In the World Series Cup, Pakistan only narrowly missed reaching the final with West Indies. Zaheer hit a fine 108 against Australia at Sydney, to bring victory to his side, and scored the most runs in the series. Miandad, Mudassar and Imran also batted well. Mudassar collected twelve wickets and headed the one-day bowling averages, while Imran, Sarfraz and Sikander all did quite creditably with the ball. An unfortunate aspect of the visit was the decline in public interest in the Test matches between Australia and Pakistan, this being most marked in the third Test at Melbourne, which Pakistan won, when the attendance on each of the five days' play was below 10,000. The three Tests attracted only 88,369 spectators.
Javed Miandad led the side and batted well throughout, although his confrontation with Lillee during the Perth Test was a wretched affair and he did not appear to have the full support of his whole team at all times. He was also involved in strong but unsuccessful requests by the Pakistani management to have the umpires replaced for the second Test.
The confrontation between Miandad and Lillee was one of the most undignified incidents in Test history. Miandad, batting to Lillee, had turned a ball to the on side and was in the course of completing a comfortable single when he was obstructed by Lillee. In the ensuing fracas Lillee kicked Miandad, who responded by shaping to strike him with his bat. The Australian team imposed a $200 fine (£120 approx.) on Lillee and sought an apology from Miandad for his part in the affair. However, the umpires, who had assisted in quelling the incident, objected to the penalty as being too lenient and the matter was dealt with at a Melbourne hearing before Mr R. Merriman, the coordinator of the Australian Cricket Board's cricket sub-committee. His ruling was that Lillee's penalty, set by the players, was not sufficient and he imposed a suspension from Australia's two ensuing one-day internationals - against Pakistan and West Indies. No apology was forthcoming from Miandad, whose participation in the incident was also referred to in the umpires' report.

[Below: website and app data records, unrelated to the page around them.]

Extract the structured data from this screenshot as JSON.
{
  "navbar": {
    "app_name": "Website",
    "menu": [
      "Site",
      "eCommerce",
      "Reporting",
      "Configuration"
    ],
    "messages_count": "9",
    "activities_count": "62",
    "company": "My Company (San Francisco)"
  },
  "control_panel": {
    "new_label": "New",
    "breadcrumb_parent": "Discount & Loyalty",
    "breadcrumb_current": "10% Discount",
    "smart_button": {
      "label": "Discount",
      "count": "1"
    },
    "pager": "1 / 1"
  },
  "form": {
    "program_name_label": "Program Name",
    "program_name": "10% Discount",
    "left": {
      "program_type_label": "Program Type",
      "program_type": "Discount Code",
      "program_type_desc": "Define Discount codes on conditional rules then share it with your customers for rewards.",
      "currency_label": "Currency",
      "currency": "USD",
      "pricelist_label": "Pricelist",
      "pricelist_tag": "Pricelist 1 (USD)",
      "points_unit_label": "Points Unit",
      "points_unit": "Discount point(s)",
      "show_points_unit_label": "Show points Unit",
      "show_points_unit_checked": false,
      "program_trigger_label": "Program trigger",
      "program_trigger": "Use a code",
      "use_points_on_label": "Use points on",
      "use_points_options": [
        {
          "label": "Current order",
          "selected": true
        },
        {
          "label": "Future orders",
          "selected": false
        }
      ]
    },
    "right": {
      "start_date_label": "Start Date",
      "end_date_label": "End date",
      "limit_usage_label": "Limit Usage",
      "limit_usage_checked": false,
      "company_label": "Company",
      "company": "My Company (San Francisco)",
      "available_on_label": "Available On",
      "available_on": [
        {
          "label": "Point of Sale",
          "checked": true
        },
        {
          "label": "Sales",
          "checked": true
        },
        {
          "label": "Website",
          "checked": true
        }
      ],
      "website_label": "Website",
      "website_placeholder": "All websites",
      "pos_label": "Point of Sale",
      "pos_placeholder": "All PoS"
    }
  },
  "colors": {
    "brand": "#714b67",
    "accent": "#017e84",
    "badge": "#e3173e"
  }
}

Zaheer Abbas maintained his customary form with some crisp and effective batting, while Majid Khan batted soundly and his replacement as opening batsman, Mansoor Akhtar, showed promise. The youthful Rizwan-uz-Zaman had distinct ability as an opening batsman, hitting hundreds against South Australia and Tasmania. Mudassar Nazar batted soundly, playing the role of sheet-anchor, and Wasim Raja showed glimpses of form on occasions.
Imran Khan became Pakistan's highest Test wicket-taker in the Melbourne Test with 144 dismissals. His fast bowling throughout the tour was excellent, and in the view of many he was the outstanding cricketer of the Australian season. He was ably supported by the angular fast bowler, Sikander Bakht, and the veteran, Sarfraz Nawaz, both of whom performed in stout-hearted fashion. Iqbal Qasim, the side's only top-class slow bowler, headed the bowling averages with 23 wickets. He bowled particularly well in the third Test in Melbourne while taking seven wickets. He was supported by the all-rounder, Ijaz Faqih, who bowled right-arm off-spinners, as well as batting quite usefully.
Test matches - Played 3: Won 1, Lost 2.
First-class matches - Played 8: Won 2, Lost 2, Drawn 4.
Wins- Australia, Tasmania.
Losses - Australia (2).
Draws - Western Australia, Queensland, Victoria, South Australia.
Non first-class matches - Played 13: Won 6, Lost 6, Drawn 1. Wins - Australia (3), West Indies, South Australian Country XI, Victorian Country XI. Losses - West Indies (4), Australia (2). Draw - Australian Capital Territory.